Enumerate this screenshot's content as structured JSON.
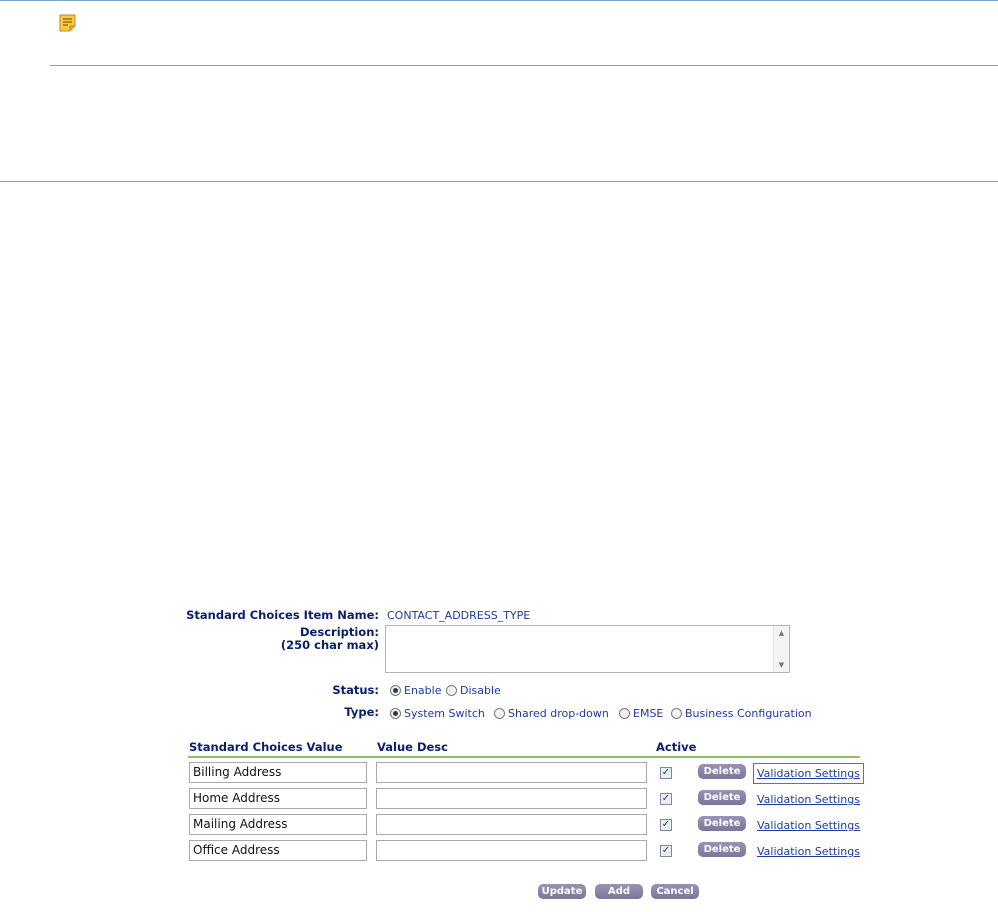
{
  "note_icon": "note-icon",
  "form": {
    "item_name_label": "Standard Choices Item Name:",
    "item_name_value": "CONTACT_ADDRESS_TYPE",
    "description_label": "Description:",
    "description_hint": "(250 char max)",
    "description_value": "",
    "status_label": "Status:",
    "status_options": [
      {
        "label": "Enable",
        "selected": true
      },
      {
        "label": "Disable",
        "selected": false
      }
    ],
    "type_label": "Type:",
    "type_options": [
      {
        "label": "System Switch",
        "selected": true
      },
      {
        "label": "Shared drop-down",
        "selected": false
      },
      {
        "label": "EMSE",
        "selected": false
      },
      {
        "label": "Business Configuration",
        "selected": false
      }
    ]
  },
  "table": {
    "headers": {
      "value": "Standard Choices Value",
      "desc": "Value Desc",
      "active": "Active"
    },
    "rows": [
      {
        "value": "Billing Address",
        "desc": "",
        "active": true,
        "delete_label": "Delete",
        "link_label": "Validation Settings"
      },
      {
        "value": "Home Address",
        "desc": "",
        "active": true,
        "delete_label": "Delete",
        "link_label": "Validation Settings"
      },
      {
        "value": "Mailing Address",
        "desc": "",
        "active": true,
        "delete_label": "Delete",
        "link_label": "Validation Settings"
      },
      {
        "value": "Office Address",
        "desc": "",
        "active": true,
        "delete_label": "Delete",
        "link_label": "Validation Settings"
      }
    ]
  },
  "footer_buttons": {
    "update": "Update",
    "add": "Add",
    "cancel": "Cancel"
  },
  "colors": {
    "label_navy": "#0a1f6b",
    "link_blue": "#1f3aa0",
    "header_rule_green": "#8dc35a",
    "button_purple": "#857d9f",
    "focus_outline": "#d84a2a"
  }
}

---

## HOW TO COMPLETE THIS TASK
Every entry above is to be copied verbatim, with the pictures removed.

## SOLVED PROBLEM
Enumerate this screenshot's content as structured JSON.
{
  "note_icon": "note-icon",
  "form": {
    "item_name_label": "Standard Choices Item Name:",
    "item_name_value": "CONTACT_ADDRESS_TYPE",
    "description_label": "Description:",
    "description_hint": "(250 char max)",
    "description_value": "",
    "status_label": "Status:",
    "status_options": [
      {
        "label": "Enable",
        "selected": true
      },
      {
        "label": "Disable",
        "selected": false
      }
    ],
    "type_label": "Type:",
    "type_options": [
      {
        "label": "System Switch",
        "selected": true
      },
      {
        "label": "Shared drop-down",
        "selected": false
      },
      {
        "label": "EMSE",
        "selected": false
      },
      {
        "label": "Business Configuration",
        "selected": false
      }
    ]
  },
  "table": {
    "headers": {
      "value": "Standard Choices Value",
      "desc": "Value Desc",
      "active": "Active"
    },
    "rows": [
      {
        "value": "Billing Address",
        "desc": "",
        "active": true,
        "delete_label": "Delete",
        "link_label": "Validation Settings"
      },
      {
        "value": "Home Address",
        "desc": "",
        "active": true,
        "delete_label": "Delete",
        "link_label": "Validation Settings"
      },
      {
        "value": "Mailing Address",
        "desc": "",
        "active": true,
        "delete_label": "Delete",
        "link_label": "Validation Settings"
      },
      {
        "value": "Office Address",
        "desc": "",
        "active": true,
        "delete_label": "Delete",
        "link_label": "Validation Settings"
      }
    ]
  },
  "footer_buttons": {
    "update": "Update",
    "add": "Add",
    "cancel": "Cancel"
  },
  "colors": {
    "label_navy": "#0a1f6b",
    "link_blue": "#1f3aa0",
    "header_rule_green": "#8dc35a",
    "button_purple": "#857d9f",
    "focus_outline": "#d84a2a"
  }
}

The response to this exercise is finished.